The Supreme Court's unanimous ruling last month that a Prometheus Laboratories' patents on a blood test that looks at variations of a particular gene to determine an individual's dosage for a particular drug were not valid created somewhat of a sensation in the biotech sphere. Prometheus, part of Nestle Health Science, sued the Mayo Clinic when the clinic substituted its own in-house developed procedure for the $260 test that Prometheus sold to determine a patient's starting dose of the drug thiopurine, which is often used to treat inflammatory bowel diseases such as Crohn's disease or ulcerative colitis. Prometheus lost and the Court invalidated claims in two of its patents in a ruling that rippled in companies involved with personalized medicine.
The diagnostic test at the center of the dispute uses HPLC to identify variations of the gene thiopurine methyltransferase (TPMT). Different variants of TPMT metabolize the drug at different rates so a doctor can infer which dosage of the drug to give a patient by identifying which genetic variation of TPMT that a patient has. The Supreme Court sided with the original ruling of the local district court that the test was unpatentable because it is an observation of a natural correlation between the gene and the metabolism rate of the drug. In other words, the Court felt it is simply an observation not a patentable invention.

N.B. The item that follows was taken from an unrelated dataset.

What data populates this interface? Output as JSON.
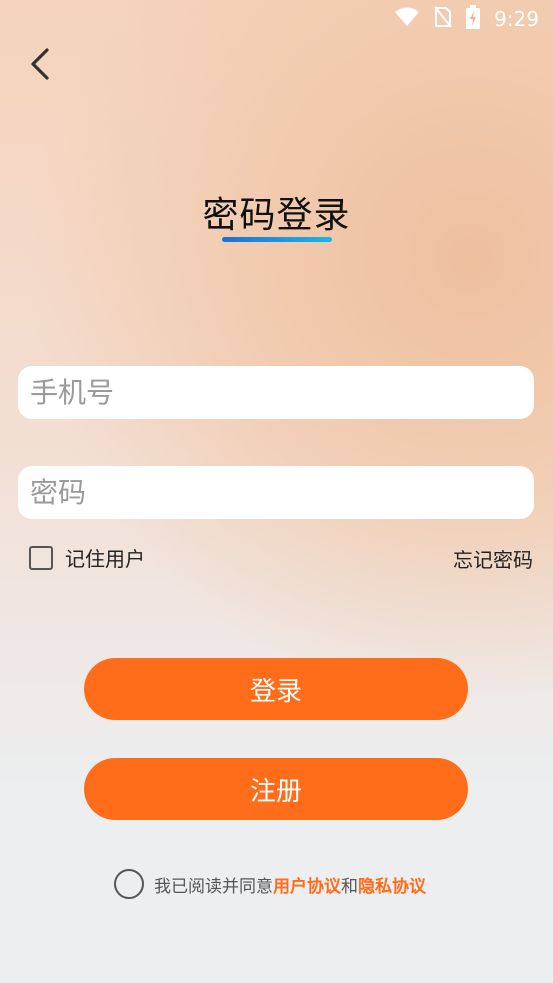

As evidenced by the range of coverage in biotech trade publications (e.g., GEN , GenomeWeb, The Scientist, and ScienceInsider), the ruling certainly stimulated significant discussion. At issue, it creates a lot of uncertainty for companies trying to protect their right to commercialize discoveries that relate clinical treatments with specific genetic variations. This the basis of emerging personalized medicine approaches.